Despite similarities in the graphic interface that both artists use to represent their data, Holten and Sartori approach their research from opposing perspectives. Holten focuses on desires and yearnings as well as the collection of tangential and disparate information. She distills it to a simple meter that imitates a scientific result but is an amalgam of emotion and thought, a holistic but imaginary scientific geometry. Sartori, conversely, approaches a relatively simple set of vectors—movement over a specific time period in a well-delineated space—and produces a diagram that, through complication, loses its viability and instead becomes an artful drawing. This dichotomy unites the show, as each artist practices her own brand of documentation, fluctuating between concrete representation and agitated bits of information.

There is a propensity toward didacticism in the walking pieces of both artists that almost demands the viewer be a participant in order to fully understand the work and its context.  The non-participatory pieces at the gallery, on the other hand, approach sublimity of line and its attendant information in a delightfully roundabout and poetic framework. Sartori’s “The Drawers” (2013) presents a video of six mature art students staring straight at the artist/camera, sketching her in a quick drawing exercise, and the accompanying series of 88 drawings “1 minute and 15 seconds of drawers’ gaze” (2013) are tracings of the movement of their eyes, and those of 82 other students. Each leaf shows two almost identical squiggles, as the artist traces the eye movements off a computer screen, but each page shows a completely unique signature of each student and their unique movements. 

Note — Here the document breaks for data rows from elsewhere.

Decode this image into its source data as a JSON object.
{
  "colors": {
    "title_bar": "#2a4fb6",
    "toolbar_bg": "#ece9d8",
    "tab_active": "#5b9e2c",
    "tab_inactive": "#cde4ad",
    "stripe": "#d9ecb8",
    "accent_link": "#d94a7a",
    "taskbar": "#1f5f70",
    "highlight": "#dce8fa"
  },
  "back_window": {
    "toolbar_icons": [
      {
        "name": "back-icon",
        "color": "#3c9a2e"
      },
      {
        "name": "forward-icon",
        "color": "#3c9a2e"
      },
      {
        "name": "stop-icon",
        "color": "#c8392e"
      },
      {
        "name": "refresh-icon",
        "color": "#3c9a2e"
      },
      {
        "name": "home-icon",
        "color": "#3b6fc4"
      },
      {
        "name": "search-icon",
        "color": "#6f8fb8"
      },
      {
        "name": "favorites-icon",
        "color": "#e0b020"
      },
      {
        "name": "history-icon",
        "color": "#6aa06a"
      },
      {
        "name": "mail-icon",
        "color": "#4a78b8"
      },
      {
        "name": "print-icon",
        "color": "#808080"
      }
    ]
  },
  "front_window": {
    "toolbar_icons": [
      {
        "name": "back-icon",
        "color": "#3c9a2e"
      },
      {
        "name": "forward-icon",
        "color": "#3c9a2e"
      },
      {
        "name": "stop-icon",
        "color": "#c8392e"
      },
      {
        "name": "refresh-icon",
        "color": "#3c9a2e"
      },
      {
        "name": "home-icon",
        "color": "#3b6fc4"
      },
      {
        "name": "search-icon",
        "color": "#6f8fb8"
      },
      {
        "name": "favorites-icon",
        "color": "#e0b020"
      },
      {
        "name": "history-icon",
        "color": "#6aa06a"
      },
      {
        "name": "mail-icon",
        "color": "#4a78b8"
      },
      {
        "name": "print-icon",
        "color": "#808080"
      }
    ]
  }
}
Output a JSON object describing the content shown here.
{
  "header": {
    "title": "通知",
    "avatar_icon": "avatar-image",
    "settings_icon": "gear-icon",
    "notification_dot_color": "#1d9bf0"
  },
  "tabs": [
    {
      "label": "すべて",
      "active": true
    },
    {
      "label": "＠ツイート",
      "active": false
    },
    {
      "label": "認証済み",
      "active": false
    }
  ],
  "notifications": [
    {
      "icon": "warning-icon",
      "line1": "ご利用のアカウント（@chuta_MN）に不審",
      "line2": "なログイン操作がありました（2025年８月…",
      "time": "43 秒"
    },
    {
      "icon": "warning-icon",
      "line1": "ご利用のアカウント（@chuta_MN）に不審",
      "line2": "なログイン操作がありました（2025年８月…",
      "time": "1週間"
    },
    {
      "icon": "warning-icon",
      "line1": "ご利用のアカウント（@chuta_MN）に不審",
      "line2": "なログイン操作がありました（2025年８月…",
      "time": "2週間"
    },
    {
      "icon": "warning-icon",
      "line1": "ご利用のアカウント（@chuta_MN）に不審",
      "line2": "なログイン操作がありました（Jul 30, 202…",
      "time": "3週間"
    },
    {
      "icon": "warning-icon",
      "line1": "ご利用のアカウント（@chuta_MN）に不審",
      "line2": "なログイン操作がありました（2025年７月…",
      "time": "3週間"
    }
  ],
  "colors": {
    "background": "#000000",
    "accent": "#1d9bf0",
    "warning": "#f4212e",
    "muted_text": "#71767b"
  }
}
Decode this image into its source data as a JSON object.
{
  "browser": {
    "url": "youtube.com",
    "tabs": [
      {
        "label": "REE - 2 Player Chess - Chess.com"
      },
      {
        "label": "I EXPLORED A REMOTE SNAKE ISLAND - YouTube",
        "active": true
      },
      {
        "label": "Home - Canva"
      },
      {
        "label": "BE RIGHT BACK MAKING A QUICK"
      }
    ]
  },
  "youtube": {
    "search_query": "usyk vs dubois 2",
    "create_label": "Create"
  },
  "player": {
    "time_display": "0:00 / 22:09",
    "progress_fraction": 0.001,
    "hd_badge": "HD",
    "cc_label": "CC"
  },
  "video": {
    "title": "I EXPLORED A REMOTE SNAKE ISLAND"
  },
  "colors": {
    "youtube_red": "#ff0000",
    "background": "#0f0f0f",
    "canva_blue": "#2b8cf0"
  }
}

Moving away from the paths, boundaries, and chains of thought conjured up by lines, Holten explores the potential of the simplest means of registering presence—a dot. The five stolid black rectangles inscribed here and dusted with various white pigments constitute a subset titled “Constellation (Earth at Night—varying latitudes and longitudes)” (2014), part of a continuing series of drawings that were recently exhibited at Van Horn in Düsseldorf last fall. The works are primarily drawn with fossil chalk from the Cretaceous era collected by Holten and play with implication—not just an aesthetic game of “connect the dots” cued by the title, but the theoretical use-value of points—as sites of human activity and habitation, the delineation of hazy regions: the origin of mapmaking. These coagulated glowing nodes could be anything from phosphorescent jellyfish to bacteria or neurons, but the title makes it clear they are locations on the earth at night, spinning the drawing into a mirror of itself—a constellation on land observed from the sky. The image of Missoula, Montana has only traces of light, and the figure/ground relationship between the imagined “void” and the few “stars” is convincing as a star map of an empty sector of the galaxy. Conversely, the pearlescent dots that crisscross a drawing of Salina, Kansas pointedly deconstruct Holten’s visual pun on constellations. There is no way this can be stellar; it is clearly a wobbly but very organic or human-manufactured non-repeating pattern. Chains and trails bisect the canvas, indicating that as soon as we manufacture a constellation of our own, we regulate and suffocate it out of existence.

The “images” of the constellations inevitably refer back to the library of atlases that are piled up as part of “Walks.” There is a hermetic interconnectivity between all of Holten’s projects, one endless spiraling walk that the artist is taking over as much terrain that defines the closed system of life and geography of the planet. Sartori follows a more linear path; she finds the lines within systems: music, movement, form, and generation in general. Sometimes the line makes the movement, sometimes vice versa. Linea presents a pair of artists who repeatedly intersect in their practices and in the space of the gallery, trading visual cues as frequently as kernel ideas. There are no parallel lines here.


William Corwin